AS the National Assessment Program Literacy and Numeracy (NAPLAN) exams roll round again we start to hear the same questions and concerns.
Some parents and educators call the exams an unnecessary stress for students who don't need to be exposed to such pressure.
Others questions the value of the exam results given they appear open to manipulation by parents who have their children coached specifically for NAPLAN outside of regular schooling.
And then there are those who take issue with the publication of NAPLAN results on the MySchool website each year.
For all of that, though, there must surely be a place for NAPLAN in today's education system.
At its heart, NAPLAN is objective, standardised measure of student achievement in the vital areas of literacy and numeracy. And even allowing for its possible flaws, surely it can only be a benefit to have more information rather than less about each of our students.
While there may be some value in comparing the results from one school to another to try and determine better teaching strategies, the greatest benefit of NAPLAN is comparing each student's results to their own as they progress through school.

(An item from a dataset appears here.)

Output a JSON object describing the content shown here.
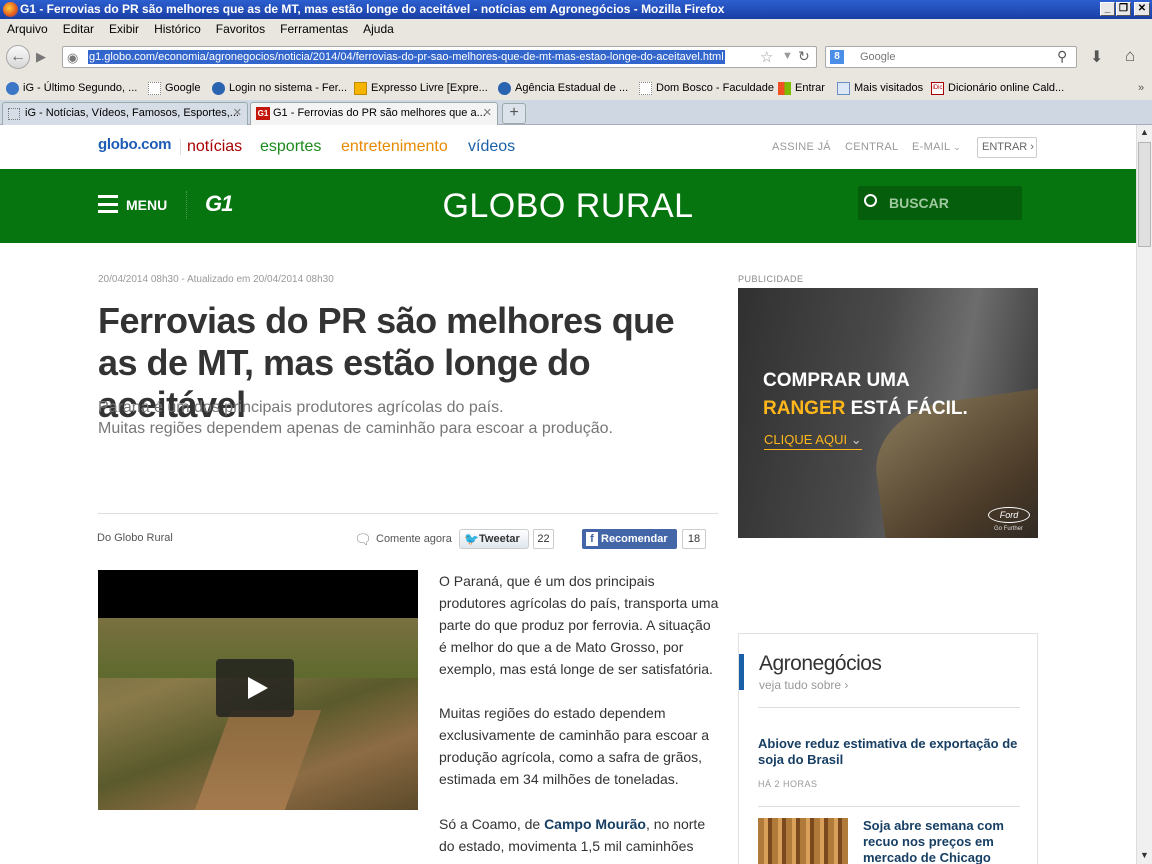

As in all areas of life, though, some schools do a better job of interpreting and capitalising on that data than others.
But that's not a fault of NAPLAN. If there is an inconsistency then the focus should be on helping all schools make the most of NAPLAN data rather than trying to stop the exams.
The greater concern as we head into this year's NAPLAN, though, should be the variances we saw last year between schools that conducted the exams online and those who did them by traditional pen and paper.
One-in-five schools in 2018 allowed their students to do the NAPLAN tests online as part of a move to all online testing down the track. As the results were collated, it appeared students who did the online tests were at a significant advantage, though even those findings have been disputed within the industry.
It's a debate that NAPLAN does not need so the sooner we get back to all schools doing the exams one way or the other the better.
NAPLAN is nothing without the data that comes from it. And nobody can afford for that data to be doubted.